There are several significant factors associated with farmers in Bangladesh who choose to grow tobacco, which is important information for understanding how the state and other stakeholders can help farmers in making the transition.
For example, it would be a logical first step to ensure that there would be more market facilities in order to sell non-tobacco products that are not harmful to health or the environment.
Similarly, initiatives to improve access to credit for small-scale farmers would be another obvious part of a possible solution. Although farmers' ages obviously cannot be changed, educational programmes for long-term farmers are perhaps a viable scheme.
Regardless of what type of program governments choose to undertake, all efforts must include farmers, for example, through their associations, to make certain that the initiative matches their needs and is eminently executable.
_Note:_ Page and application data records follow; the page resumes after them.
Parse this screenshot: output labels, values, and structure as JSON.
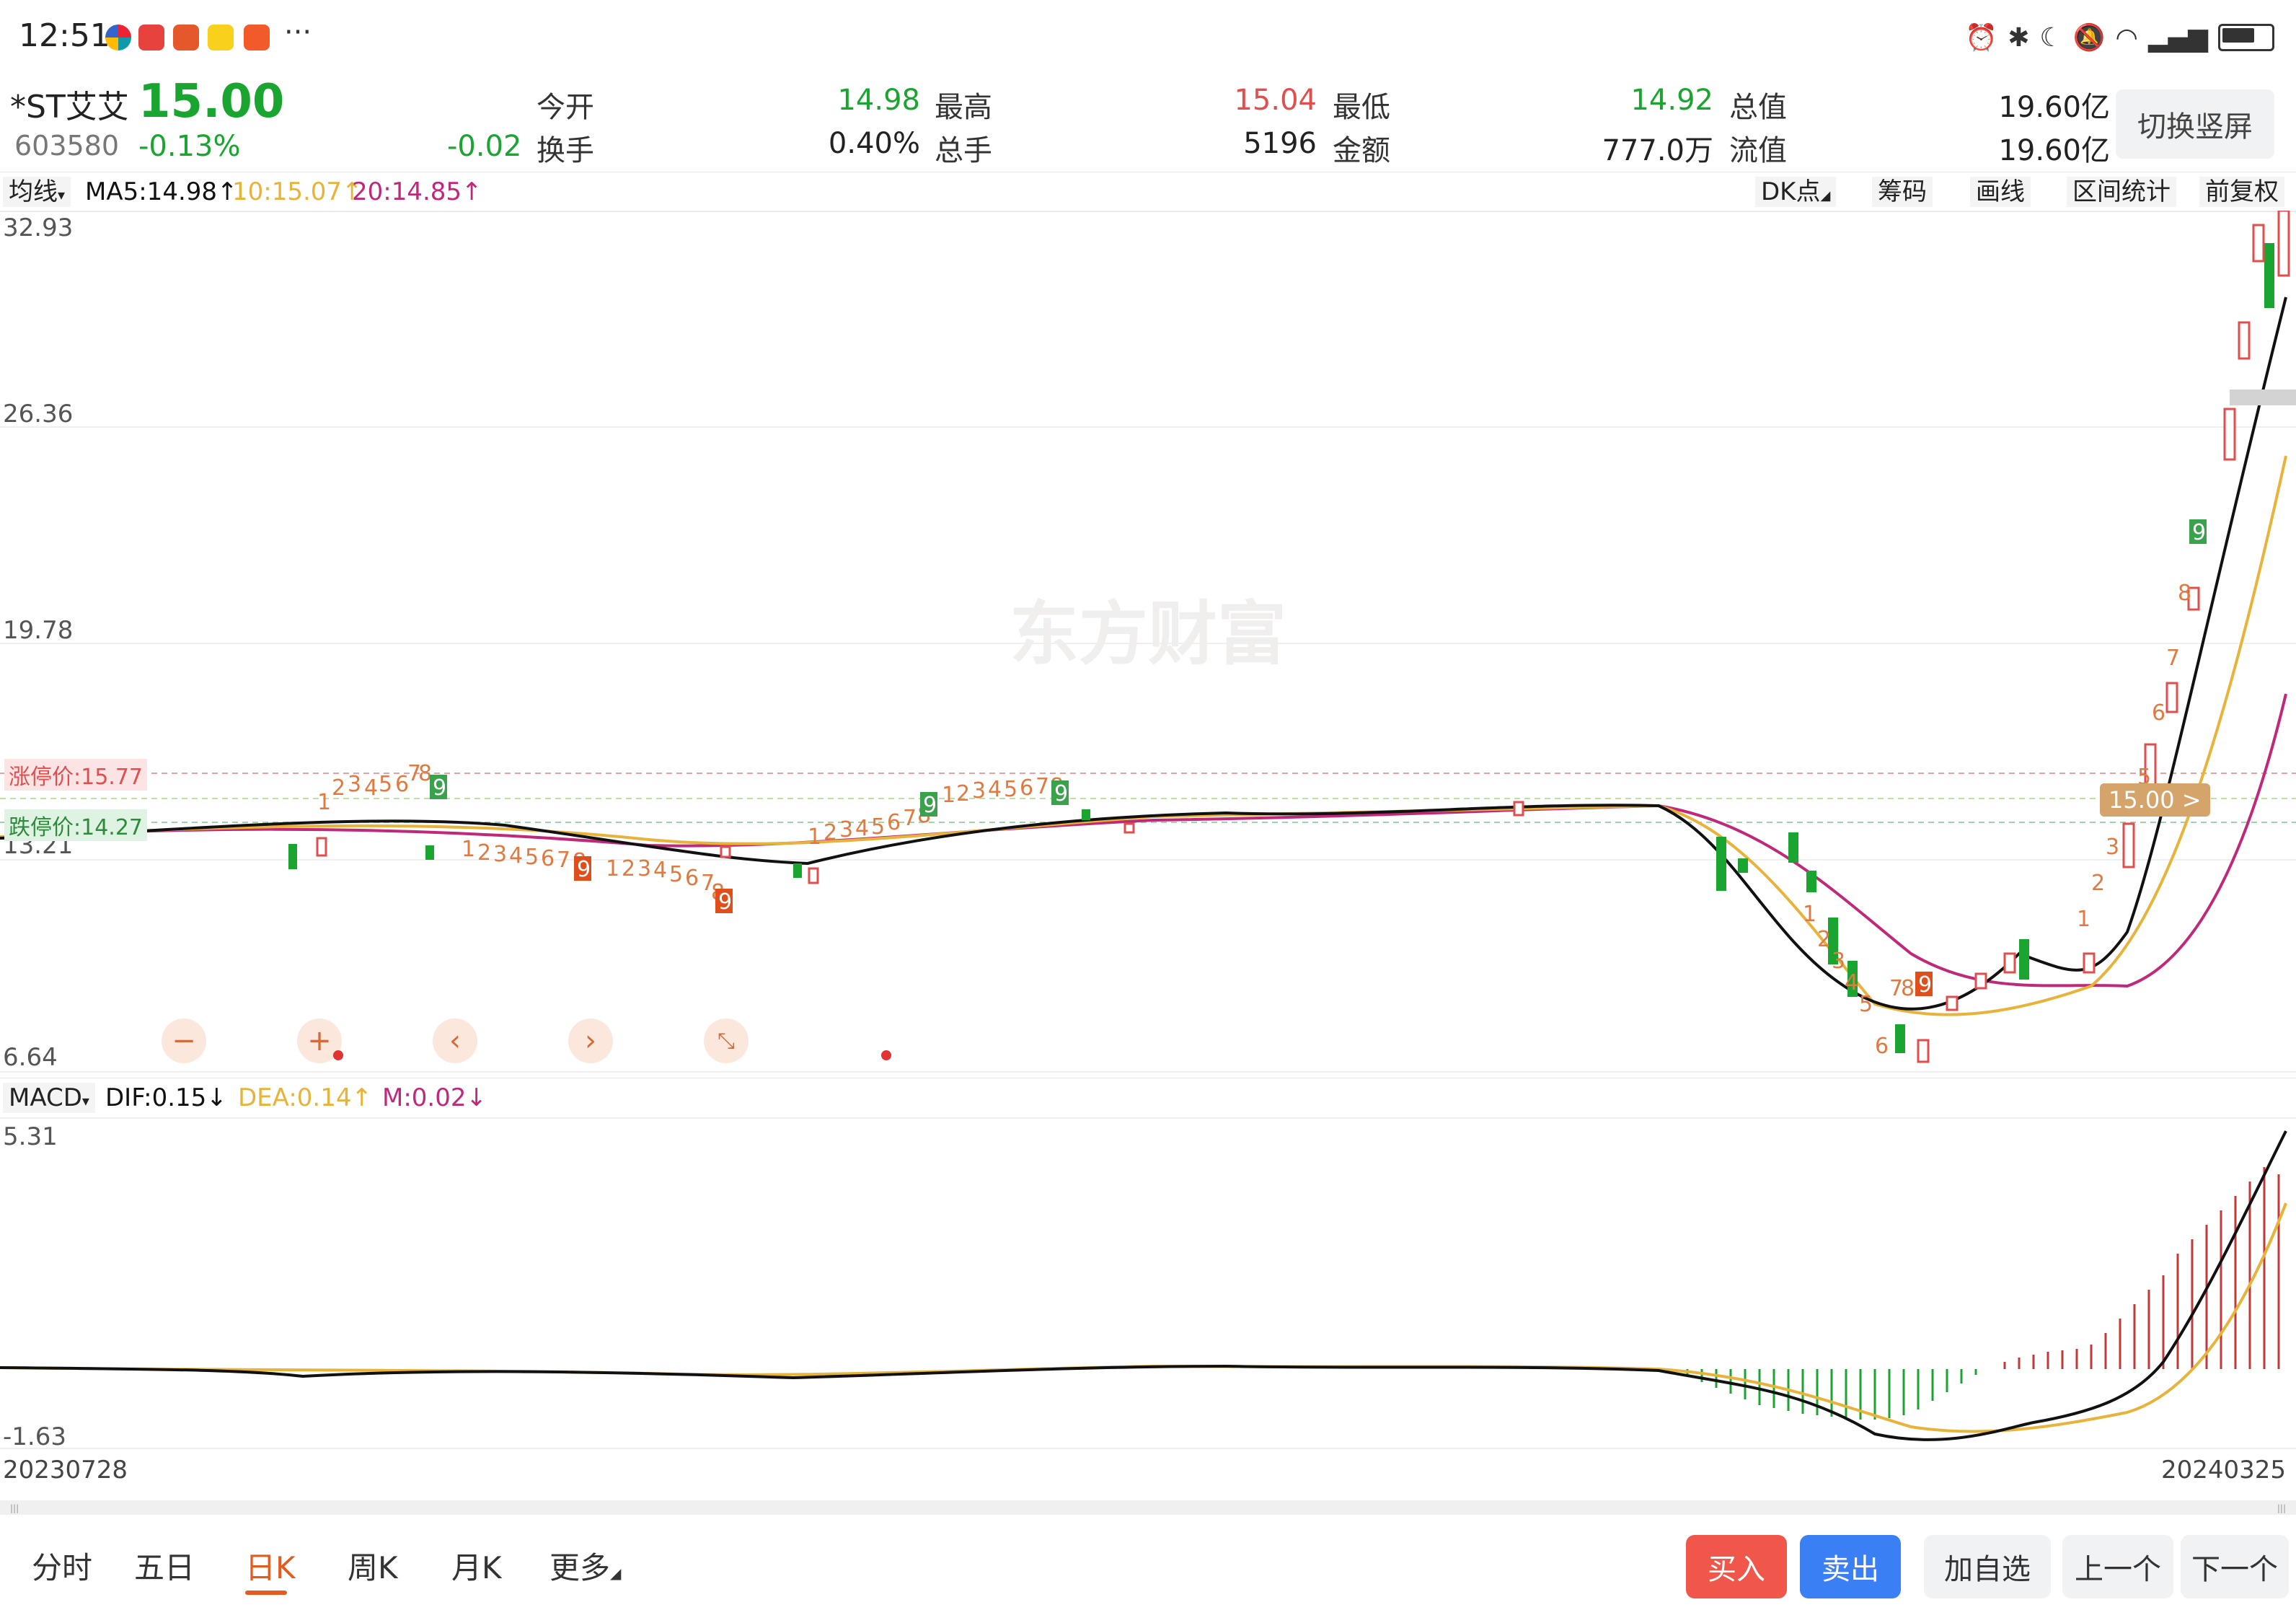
{
  "status_bar": {
    "time": "12:51"
  },
  "quote": {
    "name": "*ST艾艾",
    "code": "603580",
    "price": "15.00",
    "change_pct": "-0.13%",
    "change": "-0.02",
    "open_label": "今开",
    "open": "14.98",
    "high_label": "最高",
    "high": "15.04",
    "low_label": "最低",
    "low": "14.92",
    "total_value_label": "总值",
    "total_value": "19.60亿",
    "turnover_label": "换手",
    "turnover": "0.40%",
    "volume_label": "总手",
    "volume": "5196",
    "amount_label": "金额",
    "amount": "777.0万",
    "float_value_label": "流值",
    "float_value": "19.60亿",
    "switch_label": "切换竖屏"
  },
  "toolbar": {
    "line_type": "均线",
    "ma5": "MA5:14.98↑",
    "ma10": "10:15.07↑",
    "ma20": "20:14.85↑",
    "dk": "DK点",
    "chips": "筹码",
    "draw": "画线",
    "range_stats": "区间统计",
    "adjust": "前复权"
  },
  "kline": {
    "y_ticks": [
      "32.93",
      "26.36",
      "19.78",
      "13.21",
      "6.64"
    ],
    "limit_up": "涨停价:15.77",
    "limit_down": "跌停价:14.27",
    "current_price_tag": "15.00 >",
    "watermark": "东方财富"
  },
  "macd": {
    "label": "MACD",
    "dif": "DIF:0.15↓",
    "dea": "DEA:0.14↑",
    "m": "M:0.02↓",
    "y_top": "5.31",
    "y_bottom": "-1.63"
  },
  "x_axis": {
    "start": "20230728",
    "end": "20240325"
  },
  "bottom_nav": {
    "tabs": [
      "分时",
      "五日",
      "日K",
      "周K",
      "月K",
      "更多"
    ],
    "buy": "买入",
    "sell": "卖出",
    "add_watch": "加自选",
    "prev": "上一个",
    "next": "下一个"
  },
  "colors": {
    "up": "#e04e4e",
    "down": "#19a530",
    "accent": "#e35b1f",
    "ma5": "#111111",
    "ma10": "#e8b33a",
    "ma20": "#c0297a"
  }
}
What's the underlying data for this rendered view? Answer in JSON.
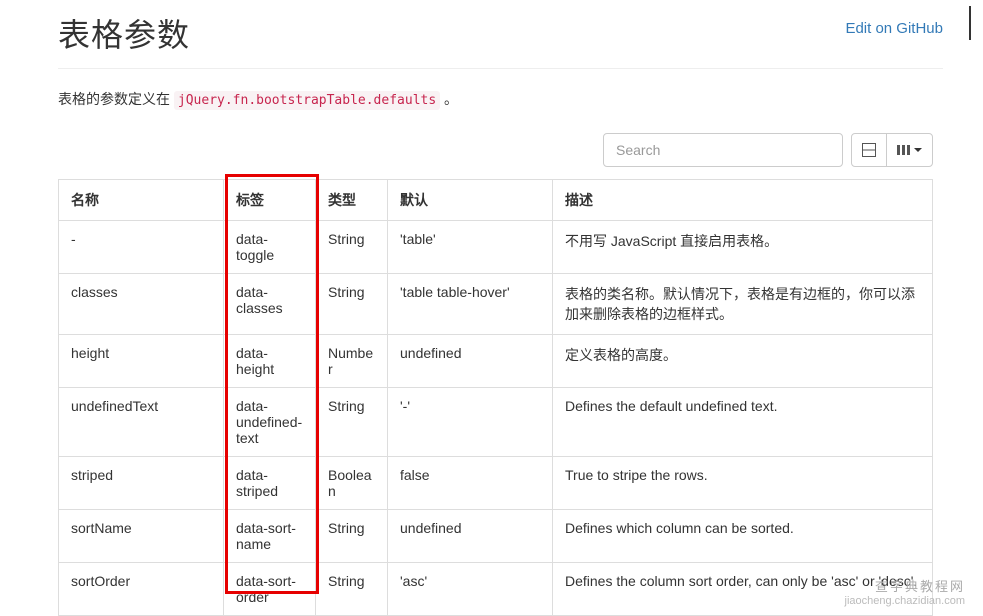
{
  "header": {
    "title": "表格参数",
    "edit_link": "Edit on GitHub"
  },
  "intro": {
    "prefix": "表格的参数定义在 ",
    "code": "jQuery.fn.bootstrapTable.defaults",
    "suffix": " 。"
  },
  "toolbar": {
    "search_placeholder": "Search"
  },
  "table": {
    "headers": {
      "name": "名称",
      "tag": "标签",
      "type": "类型",
      "default": "默认",
      "desc": "描述"
    },
    "rows": [
      {
        "name": "-",
        "tag": "data-toggle",
        "type": "String",
        "default": "'table'",
        "desc": "不用写 JavaScript 直接启用表格。"
      },
      {
        "name": "classes",
        "tag": "data-classes",
        "type": "String",
        "default": "'table table-hover'",
        "desc": "表格的类名称。默认情况下，表格是有边框的，你可以添加来删除表格的边框样式。"
      },
      {
        "name": "height",
        "tag": "data-height",
        "type": "Number",
        "default": "undefined",
        "desc": "定义表格的高度。"
      },
      {
        "name": "undefinedText",
        "tag": "data-undefined-text",
        "type": "String",
        "default": "'-'",
        "desc": "Defines the default undefined text."
      },
      {
        "name": "striped",
        "tag": "data-striped",
        "type": "Boolean",
        "default": "false",
        "desc": "True to stripe the rows."
      },
      {
        "name": "sortName",
        "tag": "data-sort-name",
        "type": "String",
        "default": "undefined",
        "desc": "Defines which column can be sorted."
      },
      {
        "name": "sortOrder",
        "tag": "data-sort-order",
        "type": "String",
        "default": "'asc'",
        "desc": "Defines the column sort order, can only be 'asc' or 'desc'."
      }
    ]
  },
  "watermark": {
    "line1": "查字典教程网",
    "line2": "jiaocheng.chazidian.com"
  }
}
These efforts cannot realistically include the tobacco industry, which has a strong vested interest in a status quo that exploits farmers.
The author is a Research Intern at the Bangladesh Forum for Legal and Humanitarian Affairs (BFLHA).
Bangladesh Forum for Legal & Humanitarian Affairs (BFLHA) is a non-profit organisation that works in the field of social justice by promoting human rights, providing pro bono preliminary legal aid, fighting for rule of law, conducting extensive legal research and organizing humanitarian campaigns.
Disclaimer: The views and opinions expressed in this article are those of the authors and do not necessarily reflect the opinions and views of The Business Standard.